SUPPLIED MATERIAL: Begin

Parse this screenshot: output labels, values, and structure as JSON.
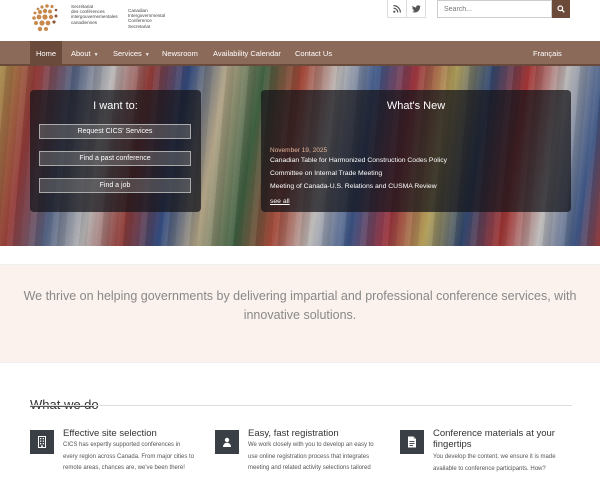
{
  "header": {
    "logo_fr": [
      "Secrétariat",
      "des conférences",
      "intergouvernementales",
      "canadiennes"
    ],
    "logo_en": [
      "Canadian",
      "Intergovernmental",
      "Conference",
      "Secretariat"
    ],
    "search_placeholder": "Search...",
    "icons": [
      "rss-icon",
      "twitter-icon",
      "search-icon"
    ]
  },
  "nav": {
    "items": [
      {
        "label": "Home",
        "active": true,
        "dropdown": false
      },
      {
        "label": "About",
        "active": false,
        "dropdown": true
      },
      {
        "label": "Services",
        "active": false,
        "dropdown": true
      },
      {
        "label": "Newsroom",
        "active": false,
        "dropdown": false
      },
      {
        "label": "Availability Calendar",
        "active": false,
        "dropdown": false
      },
      {
        "label": "Contact Us",
        "active": false,
        "dropdown": false
      }
    ],
    "language": "Français"
  },
  "hero": {
    "want": {
      "title": "I want to:",
      "buttons": [
        "Request CICS' Services",
        "Find a past conference",
        "Find a job"
      ]
    },
    "news": {
      "title": "What's New",
      "date": "November 19, 2025",
      "items": [
        "Canadian Table for Harmonized Construction Codes Policy",
        "Committee on Internal Trade Meeting",
        "Meeting of Canada-U.S. Relations and CUSMA Review"
      ],
      "see_all": "see all"
    }
  },
  "tagline": "We thrive on helping governments by delivering impartial and professional conference services, with innovative solutions.",
  "what_we_do": {
    "title": "What we do",
    "features": [
      {
        "icon": "building-icon",
        "title": "Effective site selection",
        "lines": [
          "CICS has expertly supported conferences in",
          "every region across Canada. From major cities to",
          "remote areas, chances are, we've been there!"
        ]
      },
      {
        "icon": "user-icon",
        "title": "Easy, fast registration",
        "lines": [
          "We work closely with you to develop an easy to",
          "use online registration process that integrates",
          "meeting and related activity selections tailored"
        ]
      },
      {
        "icon": "document-icon",
        "title": "Conference materials at your fingertips",
        "lines": [
          "You develop the content, we ensure it is made",
          "available to conference participants. How?"
        ]
      }
    ]
  },
  "colors": {
    "nav_bg": "#8c6a59",
    "nav_active": "#6a4a3b",
    "accent_date": "#e6b59b",
    "tagline_bg": "#fbf2ed",
    "icon_bg": "#3a3f45"
  }
}
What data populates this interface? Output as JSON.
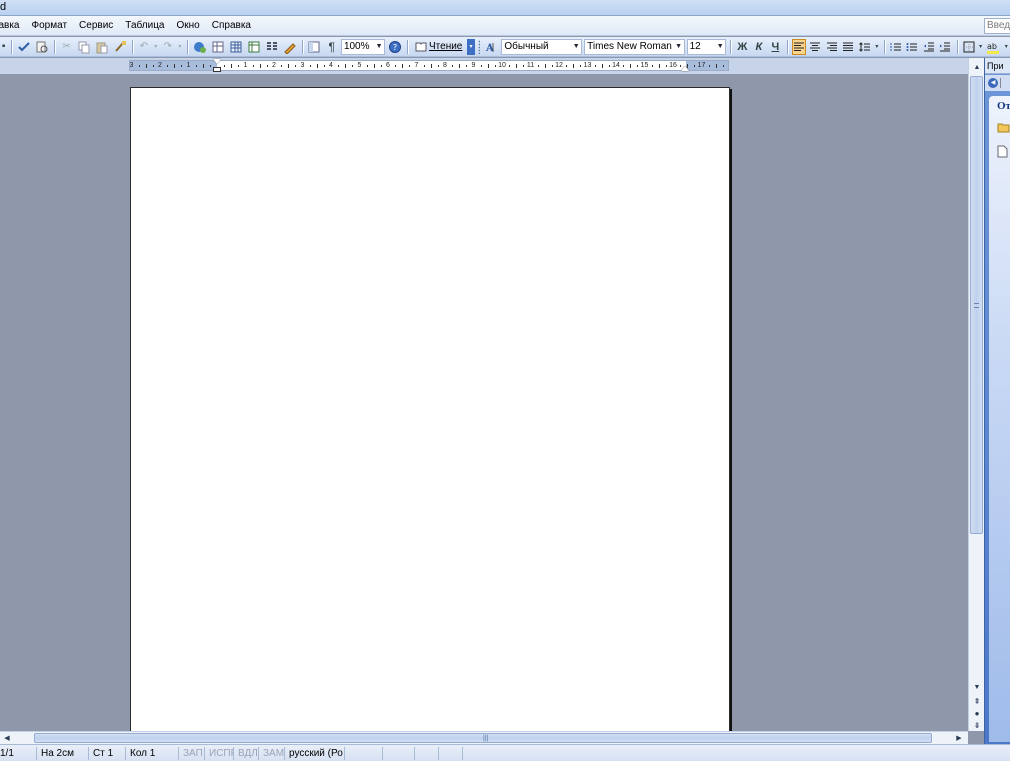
{
  "window": {
    "title_fragment": "d"
  },
  "menu": {
    "items": [
      "Вставка",
      "Формат",
      "Сервис",
      "Таблица",
      "Окно",
      "Справка"
    ],
    "visible_items": [
      "тавка",
      "Формат",
      "Сервис",
      "Таблица",
      "Окно",
      "Справка"
    ]
  },
  "help_box": {
    "placeholder": "Введ"
  },
  "toolbar": {
    "zoom": "100%",
    "reading_label": "Чтение",
    "style": "Обычный",
    "font": "Times New Roman",
    "size": "12",
    "bold": "Ж",
    "italic": "К",
    "underline": "Ч",
    "paragraph_mark": "¶"
  },
  "ruler": {
    "labels": [
      "3",
      "2",
      "1",
      "1",
      "2",
      "3",
      "4",
      "5",
      "6",
      "7",
      "8",
      "9",
      "10",
      "11",
      "12",
      "13",
      "14",
      "15",
      "16",
      "17"
    ]
  },
  "statusbar": {
    "pages": "1/1",
    "position": "На 2см",
    "line": "Ст 1",
    "column": "Кол 1",
    "rec": "ЗАП",
    "trk": "ИСПР",
    "ext": "ВДЛ",
    "ovr": "ЗАМ",
    "language": "русский (Ро"
  },
  "taskpane": {
    "title": "При",
    "section_title": "От"
  },
  "colors": {
    "accent": "#4b78c8",
    "workspace": "#8f97ab",
    "active_button": "#fbd38a"
  }
}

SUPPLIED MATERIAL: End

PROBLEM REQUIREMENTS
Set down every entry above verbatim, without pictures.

WRITTEN SOLUTION
Parse this screenshot: output labels, values, and structure as JSON.
{
  "header": {
    "logo_fr": [
      "Secrétariat",
      "des conférences",
      "intergouvernementales",
      "canadiennes"
    ],
    "logo_en": [
      "Canadian",
      "Intergovernmental",
      "Conference",
      "Secretariat"
    ],
    "search_placeholder": "Search...",
    "icons": [
      "rss-icon",
      "twitter-icon",
      "search-icon"
    ]
  },
  "nav": {
    "items": [
      {
        "label": "Home",
        "active": true,
        "dropdown": false
      },
      {
        "label": "About",
        "active": false,
        "dropdown": true
      },
      {
        "label": "Services",
        "active": false,
        "dropdown": true
      },
      {
        "label": "Newsroom",
        "active": false,
        "dropdown": false
      },
      {
        "label": "Availability Calendar",
        "active": false,
        "dropdown": false
      },
      {
        "label": "Contact Us",
        "active": false,
        "dropdown": false
      }
    ],
    "language": "Français"
  },
  "hero": {
    "want": {
      "title": "I want to:",
      "buttons": [
        "Request CICS' Services",
        "Find a past conference",
        "Find a job"
      ]
    },
    "news": {
      "title": "What's New",
      "date": "November 19, 2025",
      "items": [
        "Canadian Table for Harmonized Construction Codes Policy",
        "Committee on Internal Trade Meeting",
        "Meeting of Canada-U.S. Relations and CUSMA Review"
      ],
      "see_all": "see all"
    }
  },
  "tagline": "We thrive on helping governments by delivering impartial and professional conference services, with innovative solutions.",
  "what_we_do": {
    "title": "What we do",
    "features": [
      {
        "icon": "building-icon",
        "title": "Effective site selection",
        "lines": [
          "CICS has expertly supported conferences in",
          "every region across Canada. From major cities to",
          "remote areas, chances are, we've been there!"
        ]
      },
      {
        "icon": "user-icon",
        "title": "Easy, fast registration",
        "lines": [
          "We work closely with you to develop an easy to",
          "use online registration process that integrates",
          "meeting and related activity selections tailored"
        ]
      },
      {
        "icon": "document-icon",
        "title": "Conference materials at your fingertips",
        "lines": [
          "You develop the content, we ensure it is made",
          "available to conference participants. How?"
        ]
      }
    ]
  },
  "colors": {
    "nav_bg": "#8c6a59",
    "nav_active": "#6a4a3b",
    "accent_date": "#e6b59b",
    "tagline_bg": "#fbf2ed",
    "icon_bg": "#3a3f45"
  }
}
What data populates this interface? Output as JSON.
{
  "window": {
    "title_fragment": "d"
  },
  "menu": {
    "items": [
      "Вставка",
      "Формат",
      "Сервис",
      "Таблица",
      "Окно",
      "Справка"
    ],
    "visible_items": [
      "тавка",
      "Формат",
      "Сервис",
      "Таблица",
      "Окно",
      "Справка"
    ]
  },
  "help_box": {
    "placeholder": "Введ"
  },
  "toolbar": {
    "zoom": "100%",
    "reading_label": "Чтение",
    "style": "Обычный",
    "font": "Times New Roman",
    "size": "12",
    "bold": "Ж",
    "italic": "К",
    "underline": "Ч",
    "paragraph_mark": "¶"
  },
  "ruler": {
    "labels": [
      "3",
      "2",
      "1",
      "1",
      "2",
      "3",
      "4",
      "5",
      "6",
      "7",
      "8",
      "9",
      "10",
      "11",
      "12",
      "13",
      "14",
      "15",
      "16",
      "17"
    ]
  },
  "statusbar": {
    "pages": "1/1",
    "position": "На 2см",
    "line": "Ст 1",
    "column": "Кол 1",
    "rec": "ЗАП",
    "trk": "ИСПР",
    "ext": "ВДЛ",
    "ovr": "ЗАМ",
    "language": "русский (Ро"
  },
  "taskpane": {
    "title": "При",
    "section_title": "От"
  },
  "colors": {
    "accent": "#4b78c8",
    "workspace": "#8f97ab",
    "active_button": "#fbd38a"
  }
}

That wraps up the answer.